That morning the weather was much nicer. A little colder, but no rain and the sun was off and on shining. Apparently the night before the winds had shifted, changing the winds from coming in from, I think, the west to coming in from south, strait from Antarctica. This meant it was dryer, but it was colder. The tops of a lot of the mountains also had snow on them, making the view that much more dramatic.
We kayaked out to main channel and then took advantage of the wind by grouping up, trying some fabric to our oars and turning ourselves into a three kayak sailboat. It seemed to take about the same time to cross to the other side, but we didn't have to do any work other than just holding on. We sailed out to Elizabeth Island, back up the south edge (against the wind, which wasn't fun) and out along the east edge. After hanging around in there we found a beach to land for a small break and then started in on the journey back to the boat ramp.
In that last picture you can see, near the bottom right, the boat ramp and the only buildings in Doubtful Sound. That V shaped section between the mountains to the left is Wilmot Pass and, other than by sea or by air, it's the only way in or out.
On the way to the boat ramp it started raining a little, but thankfully it stopped when we landed which allowed us to unpack and change into dry clothes without the rain. Once all that was finished we loaded up the van and headed on up Wilmot Pass. We made one small detour to a viewing area that overlooked Doubtful Sound and portion of the area we'd been paddling. As we were about to leave, two unexpected things happened. First, three Kea landed a little in front of us. Earlier Jess had mentioned that some photographers spend their entire lives trying to get a photograph of them in flight because they have brilliant red feathers under their wing, but they like to walk and hop around. We got to see the red as they landed, and one of them even flew over and around us. I wasn't quick enough with the camera, though. Jess said she's never seen the Kea on Wilmot Pass before.
The second unexpected thing was it started snowing on us.

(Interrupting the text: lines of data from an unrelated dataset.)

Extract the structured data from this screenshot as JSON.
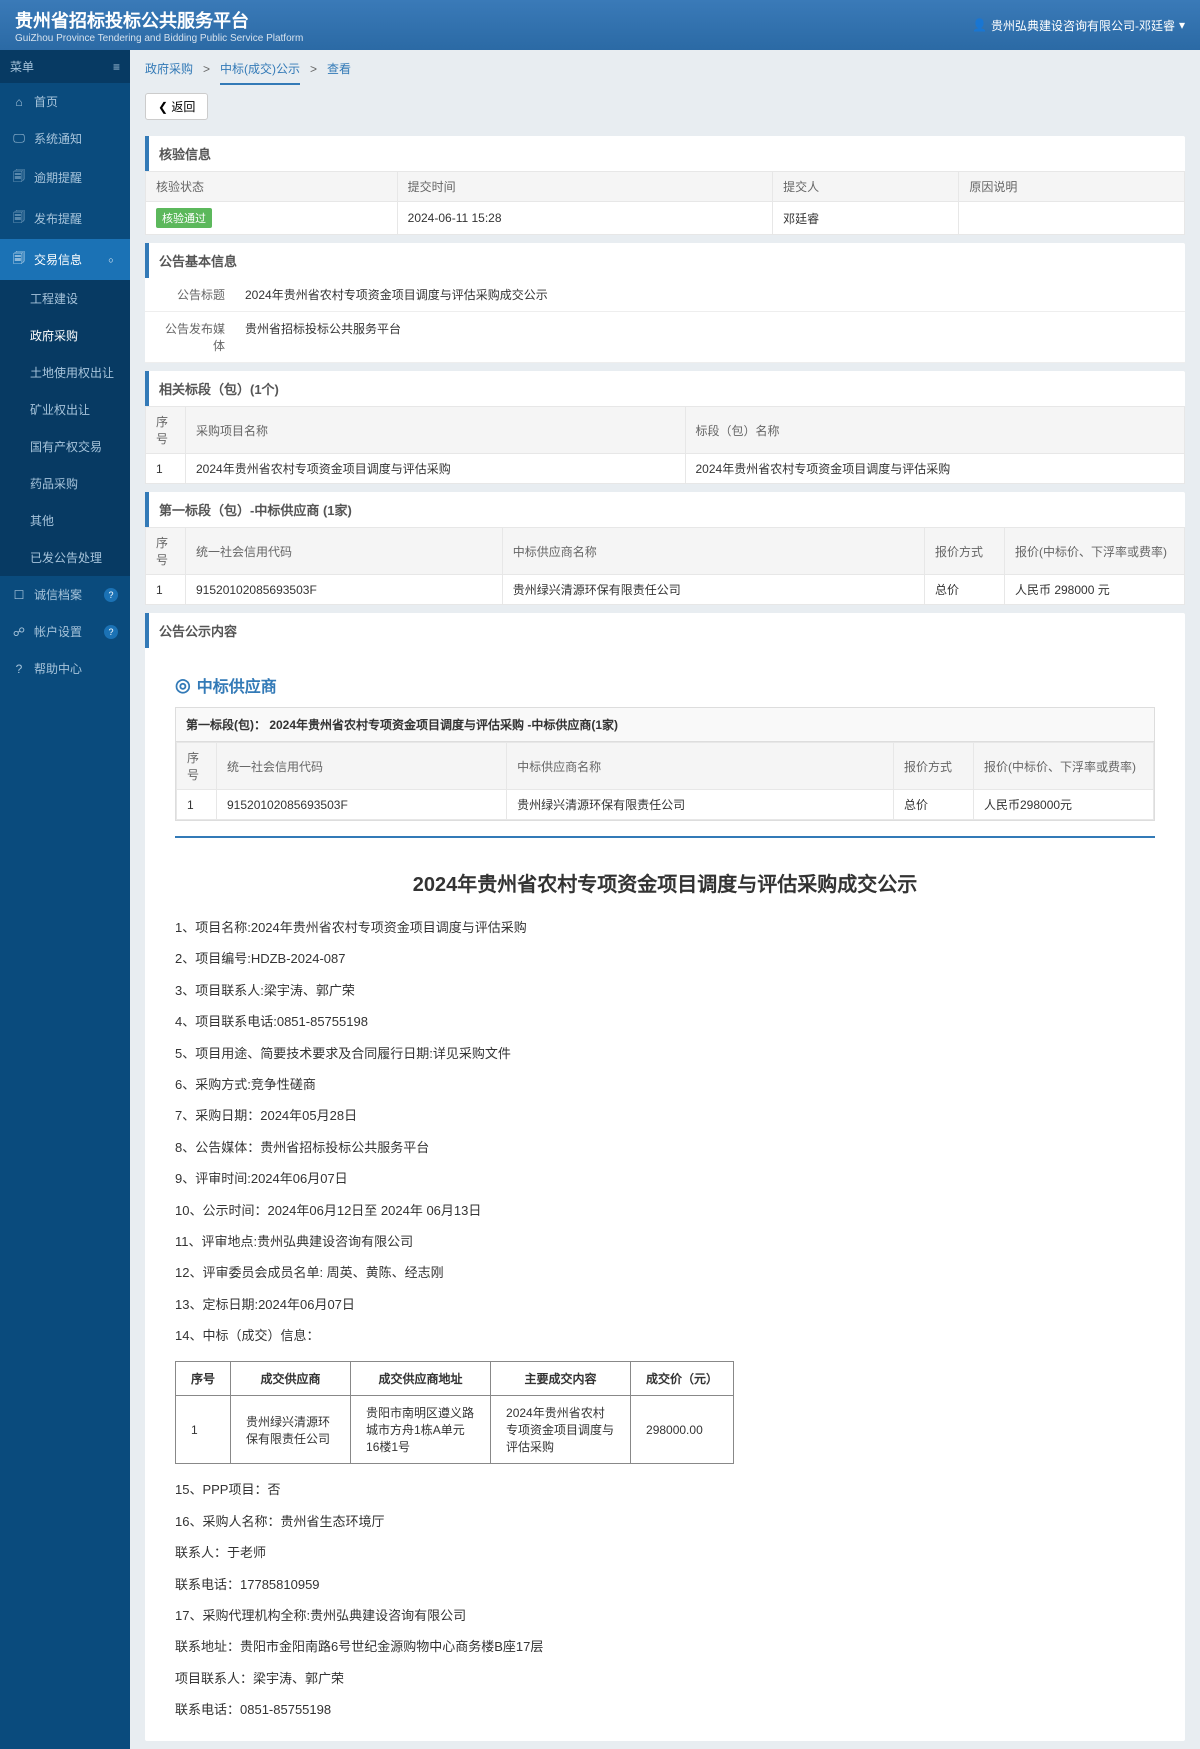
{
  "header": {
    "title": "贵州省招标投标公共服务平台",
    "subtitle": "GuiZhou Province Tendering and Bidding Public Service Platform",
    "user": "贵州弘典建设咨询有限公司-邓廷睿"
  },
  "sidebar": {
    "menu_label": "菜单",
    "items": [
      {
        "icon": "⌂",
        "label": "首页"
      },
      {
        "icon": "🖵",
        "label": "系统通知"
      },
      {
        "icon": "🗐",
        "label": "逾期提醒"
      },
      {
        "icon": "🗐",
        "label": "发布提醒"
      },
      {
        "icon": "🗐",
        "label": "交易信息",
        "badge": "○",
        "active": true
      },
      {
        "icon": "☐",
        "label": "诚信档案",
        "badge": "?"
      },
      {
        "icon": "☍",
        "label": "帐户设置",
        "badge": "?"
      },
      {
        "icon": "?",
        "label": "帮助中心"
      }
    ],
    "submenu": [
      "工程建设",
      "政府采购",
      "土地使用权出让",
      "矿业权出让",
      "国有产权交易",
      "药品采购",
      "其他",
      "已发公告处理"
    ]
  },
  "breadcrumb": [
    "政府采购",
    "中标(成交)公示",
    "查看"
  ],
  "return_btn": "❮ 返回",
  "verify": {
    "title": "核验信息",
    "headers": [
      "核验状态",
      "提交时间",
      "提交人",
      "原因说明"
    ],
    "row": {
      "status": "核验通过",
      "time": "2024-06-11 15:28",
      "person": "邓廷睿",
      "reason": ""
    }
  },
  "basic": {
    "title": "公告基本信息",
    "rows": [
      {
        "label": "公告标题",
        "value": "2024年贵州省农村专项资金项目调度与评估采购成交公示"
      },
      {
        "label": "公告发布媒体",
        "value": "贵州省招标投标公共服务平台"
      }
    ]
  },
  "sections": {
    "title": "相关标段（包）(1个)",
    "headers": [
      "序号",
      "采购项目名称",
      "标段（包）名称"
    ],
    "rows": [
      [
        "1",
        "2024年贵州省农村专项资金项目调度与评估采购",
        "2024年贵州省农村专项资金项目调度与评估采购"
      ]
    ]
  },
  "supplier": {
    "title": "第一标段（包）-中标供应商 (1家)",
    "headers": [
      "序号",
      "统一社会信用代码",
      "中标供应商名称",
      "报价方式",
      "报价(中标价、下浮率或费率)"
    ],
    "rows": [
      [
        "1",
        "91520102085693503F",
        "贵州绿兴清源环保有限责任公司",
        "总价",
        "人民币 298000 元"
      ]
    ]
  },
  "content": {
    "title": "公告公示内容",
    "supplier_label": "中标供应商",
    "sup_title": "第一标段(包)：  2024年贵州省农村专项资金项目调度与评估采购 -中标供应商(1家)",
    "sup_headers": [
      "序号",
      "统一社会信用代码",
      "中标供应商名称",
      "报价方式",
      "报价(中标价、下浮率或费率)"
    ],
    "sup_rows": [
      [
        "1",
        "91520102085693503F",
        "贵州绿兴清源环保有限责任公司",
        "总价",
        "人民币298000元"
      ]
    ],
    "doc_title": "2024年贵州省农村专项资金项目调度与评估采购成交公示",
    "paragraphs": [
      "1、项目名称:2024年贵州省农村专项资金项目调度与评估采购",
      "2、项目编号:HDZB-2024-087",
      "3、项目联系人:梁宇涛、郭广荣",
      "4、项目联系电话:0851-85755198",
      "5、项目用途、简要技术要求及合同履行日期:详见采购文件",
      "6、采购方式:竞争性磋商",
      "7、采购日期：2024年05月28日",
      "8、公告媒体：贵州省招标投标公共服务平台",
      "9、评审时间:2024年06月07日",
      "10、公示时间：2024年06月12日至  2024年  06月13日",
      "11、评审地点:贵州弘典建设咨询有限公司",
      "12、评审委员会成员名单: 周英、黄陈、经志刚",
      "13、定标日期:2024年06月07日",
      "14、中标（成交）信息："
    ],
    "deal_headers": [
      "序号",
      "成交供应商",
      "成交供应商地址",
      "主要成交内容",
      "成交价（元）"
    ],
    "deal_rows": [
      [
        "1",
        "贵州绿兴清源环保有限责任公司",
        "贵阳市南明区遵义路城市方舟1栋A单元16楼1号",
        "2024年贵州省农村专项资金项目调度与评估采购",
        "298000.00"
      ]
    ],
    "paragraphs2": [
      "15、PPP项目：否",
      "16、采购人名称：贵州省生态环境厅",
      "联系人：于老师",
      "联系电话：17785810959",
      "17、采购代理机构全称:贵州弘典建设咨询有限公司",
      "联系地址：贵阳市金阳南路6号世纪金源购物中心商务楼B座17层",
      "项目联系人：梁宇涛、郭广荣",
      "联系电话：0851-85755198"
    ]
  }
}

I tried timing my trip near the end of summer, when it would still be warm, but late enough so the tourists were mostly gone and things were more empty (for example, the hostel I'm typing this at is so empty it looks like I'm going to get the entire dorm to myself tonight). I was told by a number of locals that the weather would still be pretty good while I was here and wouldn't need to worry about snow. Well, they do say the weather in New Zealand, especially down south, is unpredictable. This cold front, I guess, is unusual. Still, seeing snow on the Wilmot Pass (especially since I don't know how high up we were or how high up the roads I'll travel in the next few days are) made me worry I might run into some later.
Anyway, we got back to the visitor center and boarded the boat for the hour long ride back to Manapouri. On the way I could finally see the lake in the sunlight and clear weather, and it did not disappoint. It seemed to me to be similar in "construction" to Doubtful Sound, except not a narrow channel but instead a huge lake. On the boat ride we all exchanged emails so we could share pictures when we got home, so hopefully later on I'll have better pictures than I have right now. My camera was still wet from Milford Sound so most of my pictures have wet spots on them or are blurry.
And that's it, the rest of the day was pretty much resting, getting dinner and returning the rented sleeping bag. I really enjoyed the trip, certainly one of the highlights of the entire New Zealand vacation. If you're down here for a couple days I'd highly recommend it, though do expect to get some exercise in. The first night my arms felt like they were going to fall off, though it did get better the second day. I think I twisted my left wrist wrong on a couple strokes, though, since for most the day today I couldn't move it in some directions. Still, a lot of fun and definitely worth it.
I'm not going to be getting my own kayak, though.